Segment Open

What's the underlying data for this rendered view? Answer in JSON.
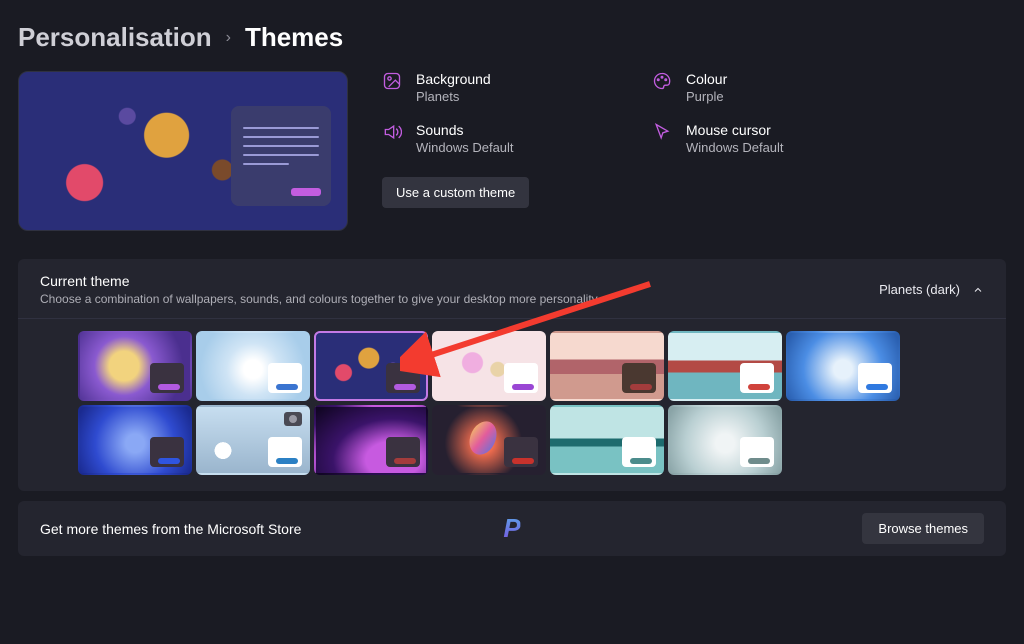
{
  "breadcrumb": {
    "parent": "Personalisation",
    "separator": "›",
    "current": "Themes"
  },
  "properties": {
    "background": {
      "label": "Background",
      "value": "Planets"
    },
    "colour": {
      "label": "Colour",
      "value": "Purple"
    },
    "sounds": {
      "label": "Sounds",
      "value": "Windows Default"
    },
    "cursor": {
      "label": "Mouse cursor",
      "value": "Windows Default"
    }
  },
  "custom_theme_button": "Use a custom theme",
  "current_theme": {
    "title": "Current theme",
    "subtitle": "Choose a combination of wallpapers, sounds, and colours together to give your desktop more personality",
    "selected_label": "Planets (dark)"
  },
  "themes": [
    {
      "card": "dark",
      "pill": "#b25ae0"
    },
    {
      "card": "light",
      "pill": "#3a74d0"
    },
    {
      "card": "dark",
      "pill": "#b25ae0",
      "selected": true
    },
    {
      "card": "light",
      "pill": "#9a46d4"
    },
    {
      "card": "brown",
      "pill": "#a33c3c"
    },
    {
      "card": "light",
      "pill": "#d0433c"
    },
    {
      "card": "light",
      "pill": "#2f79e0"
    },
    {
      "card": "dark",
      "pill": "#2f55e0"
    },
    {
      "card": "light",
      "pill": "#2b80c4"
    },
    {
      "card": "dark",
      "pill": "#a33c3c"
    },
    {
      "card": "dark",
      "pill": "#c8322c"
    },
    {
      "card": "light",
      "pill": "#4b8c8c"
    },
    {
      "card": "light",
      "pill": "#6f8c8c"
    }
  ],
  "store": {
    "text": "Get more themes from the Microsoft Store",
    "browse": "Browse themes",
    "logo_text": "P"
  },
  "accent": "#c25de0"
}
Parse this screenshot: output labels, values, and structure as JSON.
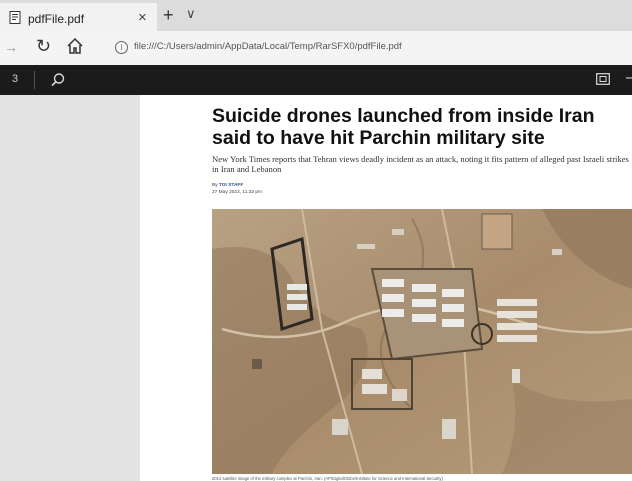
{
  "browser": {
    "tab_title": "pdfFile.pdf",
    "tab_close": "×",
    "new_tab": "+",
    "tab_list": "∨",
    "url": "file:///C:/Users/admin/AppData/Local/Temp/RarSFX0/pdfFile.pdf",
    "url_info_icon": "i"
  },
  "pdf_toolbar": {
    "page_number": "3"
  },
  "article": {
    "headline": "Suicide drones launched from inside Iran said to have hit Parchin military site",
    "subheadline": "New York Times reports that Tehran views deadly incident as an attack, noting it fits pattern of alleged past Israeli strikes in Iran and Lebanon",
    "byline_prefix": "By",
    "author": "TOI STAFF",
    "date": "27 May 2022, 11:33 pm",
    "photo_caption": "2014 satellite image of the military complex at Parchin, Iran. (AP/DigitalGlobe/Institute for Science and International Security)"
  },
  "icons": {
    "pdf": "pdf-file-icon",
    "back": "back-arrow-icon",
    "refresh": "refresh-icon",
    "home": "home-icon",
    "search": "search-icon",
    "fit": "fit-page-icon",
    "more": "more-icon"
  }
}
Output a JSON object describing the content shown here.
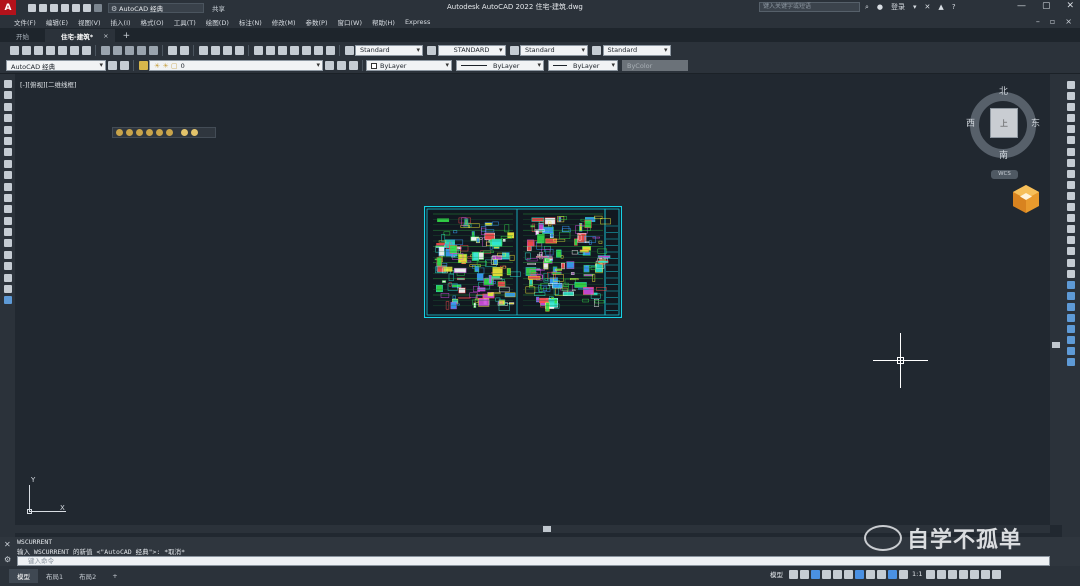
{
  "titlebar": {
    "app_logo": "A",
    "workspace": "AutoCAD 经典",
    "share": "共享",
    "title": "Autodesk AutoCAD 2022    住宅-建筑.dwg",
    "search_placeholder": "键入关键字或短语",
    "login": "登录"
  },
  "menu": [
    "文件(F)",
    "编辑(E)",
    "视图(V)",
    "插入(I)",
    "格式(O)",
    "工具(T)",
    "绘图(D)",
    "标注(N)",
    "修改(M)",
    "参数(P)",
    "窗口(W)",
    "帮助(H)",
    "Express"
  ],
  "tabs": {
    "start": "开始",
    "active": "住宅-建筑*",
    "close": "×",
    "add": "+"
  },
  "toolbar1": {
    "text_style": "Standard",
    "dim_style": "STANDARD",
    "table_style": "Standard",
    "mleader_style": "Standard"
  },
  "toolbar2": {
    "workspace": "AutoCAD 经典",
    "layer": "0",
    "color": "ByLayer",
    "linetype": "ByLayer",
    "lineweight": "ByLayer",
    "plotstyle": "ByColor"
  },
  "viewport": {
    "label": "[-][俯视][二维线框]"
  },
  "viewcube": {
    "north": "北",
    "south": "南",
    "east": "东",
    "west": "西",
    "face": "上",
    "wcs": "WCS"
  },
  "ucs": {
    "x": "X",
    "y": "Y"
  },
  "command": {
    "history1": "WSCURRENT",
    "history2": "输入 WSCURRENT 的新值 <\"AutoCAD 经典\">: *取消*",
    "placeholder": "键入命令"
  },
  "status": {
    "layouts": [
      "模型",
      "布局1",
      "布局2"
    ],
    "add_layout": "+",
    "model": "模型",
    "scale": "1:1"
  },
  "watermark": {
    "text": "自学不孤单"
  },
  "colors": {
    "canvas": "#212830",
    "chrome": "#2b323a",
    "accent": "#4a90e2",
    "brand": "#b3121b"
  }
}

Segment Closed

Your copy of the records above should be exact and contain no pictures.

#### PROBLEM SOLUTION:
What's the underlying data for this rendered view? Answer in JSON.
{
  "breadcrumb": {
    "parent": "Personalisation",
    "separator": "›",
    "current": "Themes"
  },
  "properties": {
    "background": {
      "label": "Background",
      "value": "Planets"
    },
    "colour": {
      "label": "Colour",
      "value": "Purple"
    },
    "sounds": {
      "label": "Sounds",
      "value": "Windows Default"
    },
    "cursor": {
      "label": "Mouse cursor",
      "value": "Windows Default"
    }
  },
  "custom_theme_button": "Use a custom theme",
  "current_theme": {
    "title": "Current theme",
    "subtitle": "Choose a combination of wallpapers, sounds, and colours together to give your desktop more personality",
    "selected_label": "Planets (dark)"
  },
  "themes": [
    {
      "card": "dark",
      "pill": "#b25ae0"
    },
    {
      "card": "light",
      "pill": "#3a74d0"
    },
    {
      "card": "dark",
      "pill": "#b25ae0",
      "selected": true
    },
    {
      "card": "light",
      "pill": "#9a46d4"
    },
    {
      "card": "brown",
      "pill": "#a33c3c"
    },
    {
      "card": "light",
      "pill": "#d0433c"
    },
    {
      "card": "light",
      "pill": "#2f79e0"
    },
    {
      "card": "dark",
      "pill": "#2f55e0"
    },
    {
      "card": "light",
      "pill": "#2b80c4"
    },
    {
      "card": "dark",
      "pill": "#a33c3c"
    },
    {
      "card": "dark",
      "pill": "#c8322c"
    },
    {
      "card": "light",
      "pill": "#4b8c8c"
    },
    {
      "card": "light",
      "pill": "#6f8c8c"
    }
  ],
  "store": {
    "text": "Get more themes from the Microsoft Store",
    "browse": "Browse themes",
    "logo_text": "P"
  },
  "accent": "#c25de0"
}
Parse this screenshot: output labels, values, and structure as JSON.
{
  "browser": {
    "tab_title": "pdfFile.pdf",
    "tab_close": "×",
    "new_tab": "+",
    "tab_list": "∨",
    "url": "file:///C:/Users/admin/AppData/Local/Temp/RarSFX0/pdfFile.pdf",
    "url_info_icon": "i"
  },
  "pdf_toolbar": {
    "page_number": "3"
  },
  "article": {
    "headline": "Suicide drones launched from inside Iran said to have hit Parchin military site",
    "subheadline": "New York Times reports that Tehran views deadly incident as an attack, noting it fits pattern of alleged past Israeli strikes in Iran and Lebanon",
    "byline_prefix": "By",
    "author": "TOI STAFF",
    "date": "27 May 2022, 11:33 pm",
    "photo_caption": "2014 satellite image of the military complex at Parchin, Iran. (AP/DigitalGlobe/Institute for Science and International Security)"
  },
  "icons": {
    "pdf": "pdf-file-icon",
    "back": "back-arrow-icon",
    "refresh": "refresh-icon",
    "home": "home-icon",
    "search": "search-icon",
    "fit": "fit-page-icon",
    "more": "more-icon"
  }
}
Output a JSON object describing the content shown here.
{
  "titlebar": {
    "app_logo": "A",
    "workspace": "AutoCAD 经典",
    "share": "共享",
    "title": "Autodesk AutoCAD 2022    住宅-建筑.dwg",
    "search_placeholder": "键入关键字或短语",
    "login": "登录"
  },
  "menu": [
    "文件(F)",
    "编辑(E)",
    "视图(V)",
    "插入(I)",
    "格式(O)",
    "工具(T)",
    "绘图(D)",
    "标注(N)",
    "修改(M)",
    "参数(P)",
    "窗口(W)",
    "帮助(H)",
    "Express"
  ],
  "tabs": {
    "start": "开始",
    "active": "住宅-建筑*",
    "close": "×",
    "add": "+"
  },
  "toolbar1": {
    "text_style": "Standard",
    "dim_style": "STANDARD",
    "table_style": "Standard",
    "mleader_style": "Standard"
  },
  "toolbar2": {
    "workspace": "AutoCAD 经典",
    "layer": "0",
    "color": "ByLayer",
    "linetype": "ByLayer",
    "lineweight": "ByLayer",
    "plotstyle": "ByColor"
  },
  "viewport": {
    "label": "[-][俯视][二维线框]"
  },
  "viewcube": {
    "north": "北",
    "south": "南",
    "east": "东",
    "west": "西",
    "face": "上",
    "wcs": "WCS"
  },
  "ucs": {
    "x": "X",
    "y": "Y"
  },
  "command": {
    "history1": "WSCURRENT",
    "history2": "输入 WSCURRENT 的新值 <\"AutoCAD 经典\">: *取消*",
    "placeholder": "键入命令"
  },
  "status": {
    "layouts": [
      "模型",
      "布局1",
      "布局2"
    ],
    "add_layout": "+",
    "model": "模型",
    "scale": "1:1"
  },
  "watermark": {
    "text": "自学不孤单"
  },
  "colors": {
    "canvas": "#212830",
    "chrome": "#2b323a",
    "accent": "#4a90e2",
    "brand": "#b3121b"
  }
}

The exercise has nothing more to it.